They all had rough childhoods.
Hardison got adopted by his Nana pretty young but he still had some bad experiences in the system. He had a few shitty foster parents before he met his Nana. He wasn’t the most athletic child, so he didn’t play sports, but he did get beat up now and then by kids from school. Hardison would also get bumps and bruises from playing in and exploring the world around him.
Parker had it pretty bad. She became a cat burglar at 9 or 10, a get-away driver before she became a car thief at 12, and she has always been a thief. Parker tried her best to be a better thief, not get caught, not get seen, not get hurt--but she was only a child. She went back and forth between being in the system with abusive foster parents and living on the streets, so she got hurt quite often despite trying her best to avoid it.
Eliot joined the military at 18, but even before that he got hurt. The first time his father hit him he was 7, it just got worse after that. Sometimes he got hurt defending his mom or just because his father was drunk and angry. Eliot grew up getting broken bones and bruises that were easily passed off as boys playing rough or football injuries. Eliot needed to get out as soon as he could, so he joined the military at 18, and got hurt ever since.
Soulmates were mildly common, about half of the population had one. Soulmates often shared pain, so when one of them was badly injured, the other could feel it. The other soulmate would feel the initial pain and then possibly a dumbed down version of the injury. If one soulmate broke a bone or got some other internal injury the other soulmate would feel it for a second and then possibly get a bruise or sprain in the same place, though the transmitted injuries faded much faster than the initial injury.
Some soulmates got temporary marks of where their soulmate’s surface injury was, similar to a rough tattoo of the scar their soulmate would have, or a design where the injury was, either mark faded at the same pace that the actual injury did. Marks like that were called ‘soulmarks’, because they were marks from your soulmate. Sometimes the soulmark was the initials of the person who caused the injury, or just a tattoo like mark of the injury, or both. Sometimes the soulmark or soulmarks would show up painlessly and sometimes they transmitted the pain of the injury.
Three way soulmates were extremely rare but not unheard of. There were a few legends of people who had two soulmates, though it was uncommon to say the least. Another story said that they weren’t that sparse, instead that about 5% of the population had two soulmates, but that they rarely found each other because there was an extra person to find.

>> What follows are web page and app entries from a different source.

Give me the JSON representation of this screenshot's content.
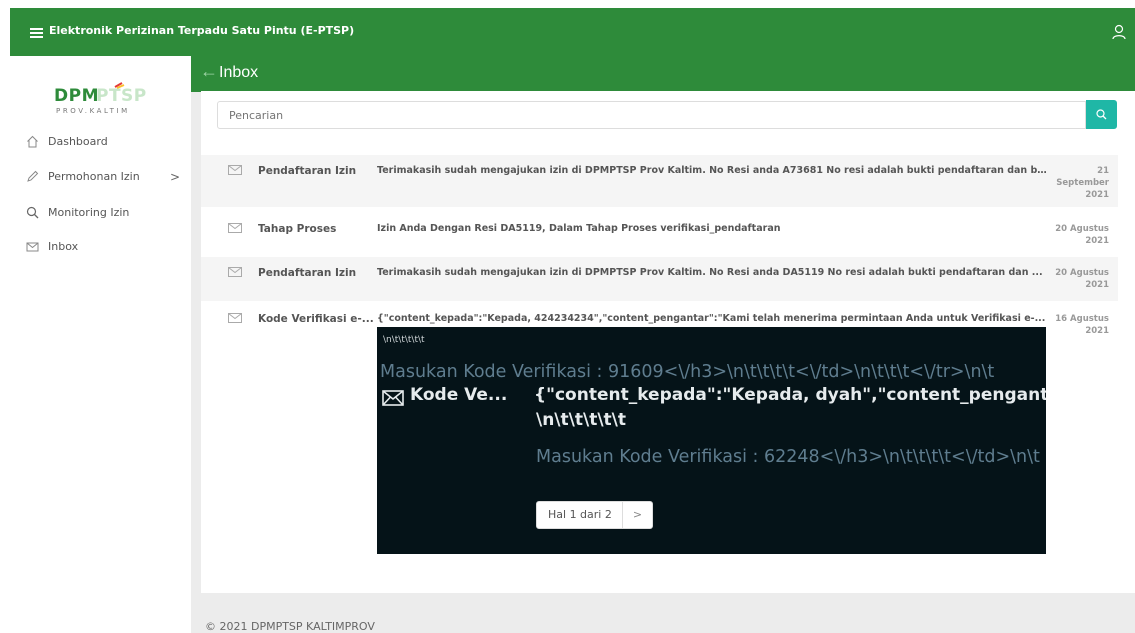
{
  "header": {
    "app_title": "Elektronik Perizinan Terpadu Satu Pintu (E-PTSP)"
  },
  "logo": {
    "line1": "DPMPTSP",
    "line2": "PROV.KALTIM"
  },
  "sidebar": {
    "items": [
      {
        "label": "Dashboard",
        "icon": "home-icon"
      },
      {
        "label": "Permohonan Izin",
        "icon": "pencil-icon",
        "chevron": ">"
      },
      {
        "label": "Monitoring Izin",
        "icon": "search-icon"
      },
      {
        "label": "Inbox",
        "icon": "envelope-icon"
      }
    ]
  },
  "page": {
    "title": "Inbox"
  },
  "search": {
    "placeholder": "Pencarian"
  },
  "inbox": [
    {
      "subject": "Pendaftaran Izin",
      "message": "Terimakasih sudah mengajukan izin di DPMPTSP Prov Kaltim. No Resi anda A73681 No resi adalah bukti pendaftaran dan b...",
      "date_line1": "21",
      "date_line2": "September",
      "date_line3": "2021"
    },
    {
      "subject": "Tahap Proses",
      "message": "Izin Anda Dengan Resi DA5119, Dalam Tahap Proses verifikasi_pendaftaran",
      "date_line1": "20 Agustus",
      "date_line2": "2021"
    },
    {
      "subject": "Pendaftaran Izin",
      "message": "Terimakasih sudah mengajukan izin di DPMPTSP Prov Kaltim. No Resi anda DA5119 No resi adalah bukti pendaftaran dan ...",
      "date_line1": "20 Agustus",
      "date_line2": "2021"
    },
    {
      "subject": "Kode Verifikasi e-...",
      "message": "{\"content_kepada\":\"Kepada, 424234234\",\"content_pengantar\":\"Kami telah menerima permintaan Anda untuk Verifikasi e-...",
      "date_line1": "16 Agustus",
      "date_line2": "2021"
    }
  ],
  "embedded": {
    "line1": "\\n\\t\\t\\t\\t\\t",
    "line2": "Masukan Kode Verifikasi : 91609<\\/h3>\\n\\t\\t\\t\\t<\\/td>\\n\\t\\t\\t<\\/tr>\\n\\t",
    "subject": "Kode Ve...",
    "message": "{\"content_kepada\":\"Kepada, dyah\",\"content_pengantar\":\"Kami",
    "line3": "\\n\\t\\t\\t\\t\\t",
    "line4": "Masukan Kode Verifikasi : 62248<\\/h3>\\n\\t\\t\\t\\t<\\/td>\\n\\t",
    "pager_label": "Hal 1 dari 2",
    "pager_next": ">"
  },
  "footer": {
    "text": "© 2021 DPMPTSP KALTIMPROV"
  },
  "colors": {
    "brand_green": "#2e8b3a",
    "search_teal": "#1fb7a6",
    "embed_bg": "#051318"
  }
}
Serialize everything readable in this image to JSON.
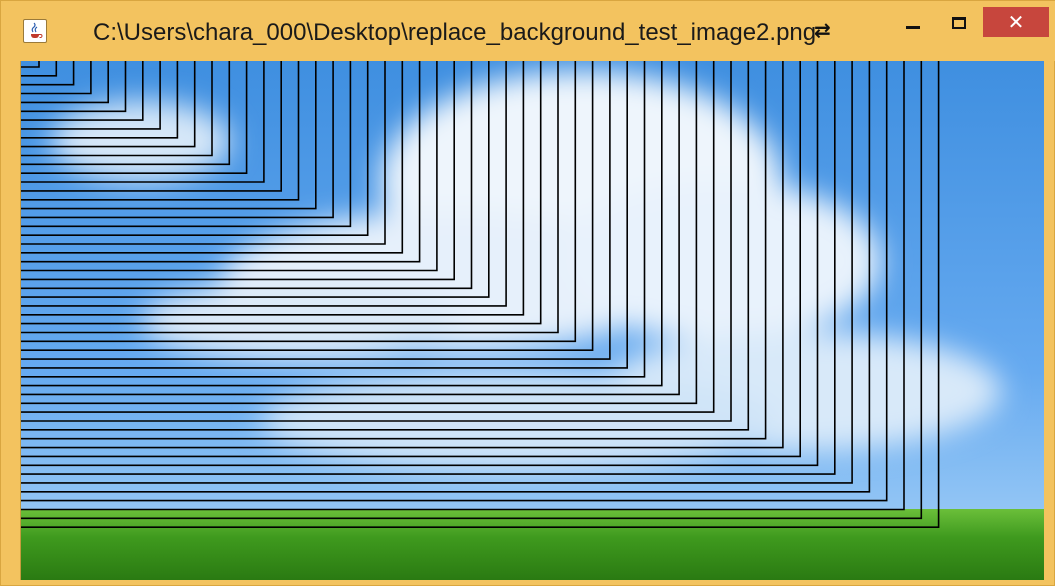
{
  "window": {
    "title": "C:\\Users\\chara_000\\Desktop\\replace_background_test_image2.png",
    "app_icon": "java-cup-icon",
    "resize_icon": "resize-horizontal-icon",
    "controls": {
      "minimize_icon": "minimize-icon",
      "maximize_icon": "maximize-icon",
      "close_label": "✕",
      "close_color": "#c7463d"
    },
    "frame_color": "#f3c35f"
  },
  "canvas": {
    "image": "sky-clouds-grass-background",
    "sky_color": "#4a97e6",
    "cloud_color": "#f4f8fc",
    "grass_color": "#3f9a1e",
    "line_color": "#000000",
    "nested_line_count": 53
  }
}
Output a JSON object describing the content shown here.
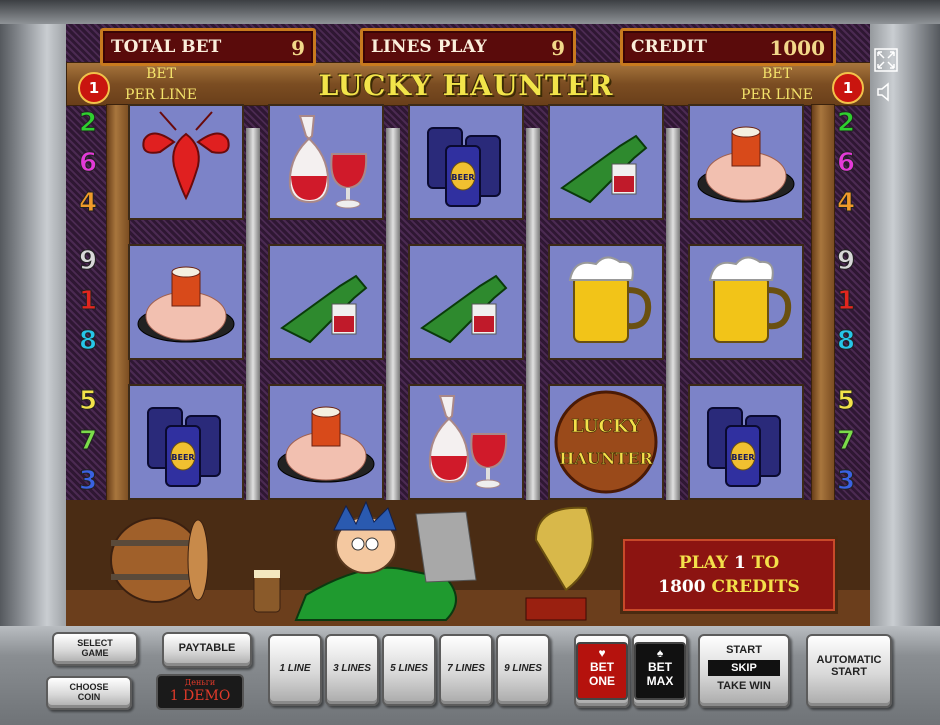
{
  "header": {
    "total_bet_label": "TOTAL BET",
    "total_bet_value": "9",
    "lines_play_label": "LINES PLAY",
    "lines_play_value": "9",
    "credit_label": "CREDIT",
    "credit_value": "1000"
  },
  "title": "LUCKY HAUNTER",
  "bet_per_line": {
    "left_label_1": "BET",
    "left_label_2": "PER LINE",
    "right_label_1": "BET",
    "right_label_2": "PER LINE",
    "left_value": "1",
    "right_value": "1"
  },
  "line_numbers": {
    "left": [
      "2",
      "6",
      "4",
      "9",
      "1",
      "8",
      "5",
      "7",
      "3"
    ],
    "right": [
      "2",
      "6",
      "4",
      "9",
      "1",
      "8",
      "5",
      "7",
      "3"
    ]
  },
  "line_colors": [
    "#2fcf2f",
    "#e33ad8",
    "#f09a2a",
    "#d8d8d8",
    "#e2261f",
    "#27c6e8",
    "#f2e34a",
    "#7bdc4a",
    "#3a62e2"
  ],
  "reels": [
    [
      "lobster",
      "shrimp-plate",
      "beer-cans"
    ],
    [
      "wine-carafe",
      "wine-bottle",
      "shrimp-plate"
    ],
    [
      "beer-cans",
      "wine-bottle",
      "wine-carafe"
    ],
    [
      "wine-bottle",
      "beer-mug",
      "lucky-haunter-logo"
    ],
    [
      "shrimp-plate",
      "beer-mug",
      "beer-cans"
    ]
  ],
  "logo_text": {
    "top": "LUCKY",
    "bottom": "HAUNTER"
  },
  "beer_label": "BEER",
  "play_box": {
    "line1_a": "PLAY ",
    "line1_b": "1",
    "line1_c": " TO",
    "line2_a": "1800",
    "line2_b": " CREDITS"
  },
  "buttons": {
    "select_game_1": "SELECT",
    "select_game_2": "GAME",
    "choose_coin_1": "CHOOSE",
    "choose_coin_2": "COIN",
    "paytable": "PAYTABLE",
    "demo_small": "Деньги",
    "demo": "1 DEMO",
    "line1": "1 LINE",
    "line3": "3 LINES",
    "line5": "5 LINES",
    "line7": "7 LINES",
    "line9": "9 LINES",
    "bet_one_1": "BET",
    "bet_one_2": "ONE",
    "bet_max_1": "BET",
    "bet_max_2": "MAX",
    "start": "START",
    "skip": "SKIP",
    "take_win": "TAKE WIN",
    "automatic_1": "AUTOMATIC",
    "automatic_2": "START"
  },
  "icons": [
    "fullscreen-icon",
    "sound-icon"
  ],
  "colors": {
    "display_bg": "#5a0b0b",
    "display_border": "#c87a1e",
    "reel_bg": "#7c83c8",
    "title": "#f2e44a"
  }
}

Parker learned about soulmates by listening to the people around her, some of her foster parents were soulmates, so she knew about shared pain and soulmarks.
Parker got hurt on the regular, whether it was abusive foster parents or the dangers of living on the streets and being a thief, but she knew her own body better than anything, so when she felt pain or got a bruise that faded within the hour where she hadn’t been injured, she wondered if she could possibly have a soulmate.
Hardison learned about soulmates much the same way, his previous foster parents were usually soulmates, and he heard other kids at school occasionally talking about soulmates.
Hardison asked his Nana one day who was in the picture with her on the mantle, she told him about her soulmate, who had died in a car accident years prior, and about how wonderful he had been. Nana told him about shared pain and the different kinds of soulmarks and what they meant. Hardison thought that having a soulmate would be awesome, so he was understandably excited to meet them someday, but he also held onto some weariness. Hardison had seen too many soulmates whos relationships had gone horribly to wholeheartedly believe that he would be happy with his soulmate, but he also had the stories his Nana had told him about her and her soulmate, so he held onto hope.
Hardison often got pains and bruises in places he knew he hadn’t been injured, he told his Nana whenever they were bothering him. Whenever that would happen Nana would make him a cup of tea and they would sit and talk about soulmates and she would tell stories. One day Hardison told her that he was worried about his soulmate. He knew they were getting hurt a lot because he would get a lot of bruises that he had no idea where they came from, all he knew was that they faded very fast, and were often gone within about 5 hours of appearing. Hardison knew these bruises were from his soulmate, and he worried.
Eliot learned about soulmates very young, because his parents supposedly were. His parents didn’t have shared pain, but they had shared initials. Eliot blamed the universe for letting his father hurt his mom and not making him feel it, just him letting him get to see his initials all over her. Eliot’s anger at the universe and his father started as soon as he was old enough to understand.
Eliot’s mom told him about soulmates when he asked why his father’s initials were on her arm, she explained to him what soulmates were and that her and Eliot’s father were soulmates. Eliot asked her why his father hurt her if they were soulmates, and she sadly explained that sometimes the universe got it wrong.
Eliot grew up thinking that the concept of soulmates was a load of shit, because how could something so supposedly wonderful and good let his mom and him suffer for all those years. Eliot got hurt regularly, but he didn’t pay much attention or care where or why he hurt because he always hurt somewhere, so at first he didn’t notice the mysterious injuries or pains that faded a little too fast.